### AIM OF THE TASK
Across the entries, how many lines have the string "icon" in them? Reply with only a number.
------ MATERIAL SHOWN
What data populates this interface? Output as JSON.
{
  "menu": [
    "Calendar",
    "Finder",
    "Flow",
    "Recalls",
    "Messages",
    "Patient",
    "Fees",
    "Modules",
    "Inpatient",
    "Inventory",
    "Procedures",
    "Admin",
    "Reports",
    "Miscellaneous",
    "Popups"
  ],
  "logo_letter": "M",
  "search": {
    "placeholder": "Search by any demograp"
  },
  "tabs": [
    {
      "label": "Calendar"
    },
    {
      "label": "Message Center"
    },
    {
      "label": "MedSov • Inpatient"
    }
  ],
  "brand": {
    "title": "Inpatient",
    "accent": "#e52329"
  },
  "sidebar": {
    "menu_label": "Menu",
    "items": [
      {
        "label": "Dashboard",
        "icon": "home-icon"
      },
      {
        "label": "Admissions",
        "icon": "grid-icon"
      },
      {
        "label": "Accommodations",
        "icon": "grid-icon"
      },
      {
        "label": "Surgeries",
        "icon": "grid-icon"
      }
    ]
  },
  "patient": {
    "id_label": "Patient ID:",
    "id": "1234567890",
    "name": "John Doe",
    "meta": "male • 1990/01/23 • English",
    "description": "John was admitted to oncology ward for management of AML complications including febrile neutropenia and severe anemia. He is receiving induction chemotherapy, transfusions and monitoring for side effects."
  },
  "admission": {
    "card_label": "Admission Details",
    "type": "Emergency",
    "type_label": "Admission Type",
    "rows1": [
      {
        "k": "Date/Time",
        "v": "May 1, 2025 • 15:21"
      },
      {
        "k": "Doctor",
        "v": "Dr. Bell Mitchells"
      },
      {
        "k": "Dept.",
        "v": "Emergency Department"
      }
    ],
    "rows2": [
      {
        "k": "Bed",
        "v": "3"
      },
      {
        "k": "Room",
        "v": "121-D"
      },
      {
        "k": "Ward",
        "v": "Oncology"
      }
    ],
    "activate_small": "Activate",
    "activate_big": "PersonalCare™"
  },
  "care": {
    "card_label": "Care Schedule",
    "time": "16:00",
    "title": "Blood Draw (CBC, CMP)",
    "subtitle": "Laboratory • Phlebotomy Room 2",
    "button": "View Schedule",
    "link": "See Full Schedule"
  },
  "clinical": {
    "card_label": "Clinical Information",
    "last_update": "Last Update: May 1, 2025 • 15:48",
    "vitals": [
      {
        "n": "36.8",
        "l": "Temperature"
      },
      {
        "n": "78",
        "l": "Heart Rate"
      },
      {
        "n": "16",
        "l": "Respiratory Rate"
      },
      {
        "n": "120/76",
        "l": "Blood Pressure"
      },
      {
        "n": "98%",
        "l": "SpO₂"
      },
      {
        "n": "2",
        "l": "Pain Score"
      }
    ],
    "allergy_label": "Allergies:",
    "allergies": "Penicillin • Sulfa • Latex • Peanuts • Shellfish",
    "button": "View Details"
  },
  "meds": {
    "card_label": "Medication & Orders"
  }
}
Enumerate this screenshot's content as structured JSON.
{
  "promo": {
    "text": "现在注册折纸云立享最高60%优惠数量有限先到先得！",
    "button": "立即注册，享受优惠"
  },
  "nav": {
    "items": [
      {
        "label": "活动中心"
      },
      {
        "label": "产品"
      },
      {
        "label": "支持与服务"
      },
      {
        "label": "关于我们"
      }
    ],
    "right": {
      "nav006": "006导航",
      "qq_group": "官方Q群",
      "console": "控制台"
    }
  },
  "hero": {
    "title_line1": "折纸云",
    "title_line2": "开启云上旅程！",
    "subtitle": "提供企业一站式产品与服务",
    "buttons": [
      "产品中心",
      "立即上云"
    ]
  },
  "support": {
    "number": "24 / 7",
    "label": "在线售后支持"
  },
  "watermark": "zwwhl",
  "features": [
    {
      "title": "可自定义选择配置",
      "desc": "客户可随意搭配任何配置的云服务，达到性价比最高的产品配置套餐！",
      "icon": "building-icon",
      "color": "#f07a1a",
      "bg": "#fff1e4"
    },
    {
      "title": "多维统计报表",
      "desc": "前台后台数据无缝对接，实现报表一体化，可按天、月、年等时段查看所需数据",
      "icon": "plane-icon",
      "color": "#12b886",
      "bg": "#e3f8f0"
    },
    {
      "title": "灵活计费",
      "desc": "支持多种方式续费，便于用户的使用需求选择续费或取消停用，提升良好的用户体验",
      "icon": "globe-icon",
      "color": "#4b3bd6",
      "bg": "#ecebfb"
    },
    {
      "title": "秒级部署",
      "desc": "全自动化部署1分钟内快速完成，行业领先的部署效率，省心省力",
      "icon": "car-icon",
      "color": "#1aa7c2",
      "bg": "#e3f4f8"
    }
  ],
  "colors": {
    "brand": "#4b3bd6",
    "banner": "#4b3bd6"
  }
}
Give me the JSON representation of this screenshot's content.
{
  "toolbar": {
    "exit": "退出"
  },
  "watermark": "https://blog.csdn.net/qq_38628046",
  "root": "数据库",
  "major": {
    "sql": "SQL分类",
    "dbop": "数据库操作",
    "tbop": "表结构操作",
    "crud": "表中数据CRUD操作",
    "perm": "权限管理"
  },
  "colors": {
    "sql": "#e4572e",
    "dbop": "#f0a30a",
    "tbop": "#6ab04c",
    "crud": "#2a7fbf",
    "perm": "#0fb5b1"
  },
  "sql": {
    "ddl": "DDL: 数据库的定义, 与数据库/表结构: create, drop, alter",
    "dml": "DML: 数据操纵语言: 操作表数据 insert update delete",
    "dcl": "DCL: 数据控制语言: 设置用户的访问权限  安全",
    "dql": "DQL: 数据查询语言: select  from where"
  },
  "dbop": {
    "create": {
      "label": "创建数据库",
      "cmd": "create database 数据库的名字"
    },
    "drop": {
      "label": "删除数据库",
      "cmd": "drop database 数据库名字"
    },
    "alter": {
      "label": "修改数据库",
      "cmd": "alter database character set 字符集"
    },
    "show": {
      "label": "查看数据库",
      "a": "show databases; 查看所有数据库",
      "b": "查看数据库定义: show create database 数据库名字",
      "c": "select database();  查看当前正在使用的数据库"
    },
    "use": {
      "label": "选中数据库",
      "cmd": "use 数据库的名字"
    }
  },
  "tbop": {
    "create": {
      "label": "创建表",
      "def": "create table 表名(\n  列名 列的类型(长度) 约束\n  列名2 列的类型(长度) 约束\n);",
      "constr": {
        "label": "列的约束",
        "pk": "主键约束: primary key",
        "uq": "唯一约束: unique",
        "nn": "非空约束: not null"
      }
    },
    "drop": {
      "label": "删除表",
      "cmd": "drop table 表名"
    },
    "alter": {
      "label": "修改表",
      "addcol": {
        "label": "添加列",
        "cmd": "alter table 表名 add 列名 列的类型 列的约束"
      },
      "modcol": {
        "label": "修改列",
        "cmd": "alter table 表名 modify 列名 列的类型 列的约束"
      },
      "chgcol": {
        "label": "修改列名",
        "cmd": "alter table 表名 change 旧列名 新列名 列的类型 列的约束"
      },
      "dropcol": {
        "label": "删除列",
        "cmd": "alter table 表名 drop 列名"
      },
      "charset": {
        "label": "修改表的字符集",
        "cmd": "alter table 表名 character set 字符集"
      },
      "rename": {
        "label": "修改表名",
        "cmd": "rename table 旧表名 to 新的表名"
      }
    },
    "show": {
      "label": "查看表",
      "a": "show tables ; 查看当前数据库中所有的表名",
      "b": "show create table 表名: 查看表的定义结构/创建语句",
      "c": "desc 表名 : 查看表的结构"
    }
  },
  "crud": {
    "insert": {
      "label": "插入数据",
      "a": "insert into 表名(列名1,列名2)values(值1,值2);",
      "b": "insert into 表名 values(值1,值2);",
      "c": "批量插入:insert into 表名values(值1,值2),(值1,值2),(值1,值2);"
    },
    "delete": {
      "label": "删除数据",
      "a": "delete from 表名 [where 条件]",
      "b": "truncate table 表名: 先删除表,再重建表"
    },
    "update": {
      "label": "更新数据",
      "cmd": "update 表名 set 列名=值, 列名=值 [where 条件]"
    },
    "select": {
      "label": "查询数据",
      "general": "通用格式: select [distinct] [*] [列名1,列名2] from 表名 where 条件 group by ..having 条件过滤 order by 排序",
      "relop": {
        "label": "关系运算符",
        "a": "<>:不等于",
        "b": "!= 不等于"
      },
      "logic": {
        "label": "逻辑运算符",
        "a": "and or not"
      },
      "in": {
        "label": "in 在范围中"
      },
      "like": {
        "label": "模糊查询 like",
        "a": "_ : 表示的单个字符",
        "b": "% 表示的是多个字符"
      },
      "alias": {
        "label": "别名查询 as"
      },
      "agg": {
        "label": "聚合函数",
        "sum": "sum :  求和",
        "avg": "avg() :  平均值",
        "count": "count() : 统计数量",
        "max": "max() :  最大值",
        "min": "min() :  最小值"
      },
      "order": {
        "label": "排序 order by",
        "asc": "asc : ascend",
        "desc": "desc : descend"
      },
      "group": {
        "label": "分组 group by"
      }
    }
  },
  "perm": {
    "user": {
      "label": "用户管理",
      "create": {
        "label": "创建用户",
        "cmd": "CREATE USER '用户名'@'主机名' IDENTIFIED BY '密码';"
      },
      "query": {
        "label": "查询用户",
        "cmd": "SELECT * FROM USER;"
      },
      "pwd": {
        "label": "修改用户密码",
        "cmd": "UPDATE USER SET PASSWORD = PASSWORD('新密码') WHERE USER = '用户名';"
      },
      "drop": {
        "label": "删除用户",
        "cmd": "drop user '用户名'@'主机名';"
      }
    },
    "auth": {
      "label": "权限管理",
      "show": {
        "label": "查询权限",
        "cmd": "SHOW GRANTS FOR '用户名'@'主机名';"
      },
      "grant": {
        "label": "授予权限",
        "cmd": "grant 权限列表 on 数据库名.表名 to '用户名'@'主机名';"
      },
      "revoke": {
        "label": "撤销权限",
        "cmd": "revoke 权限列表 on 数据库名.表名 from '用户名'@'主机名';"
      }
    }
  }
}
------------
### SOLUTION FOR THIS EXERCISE
8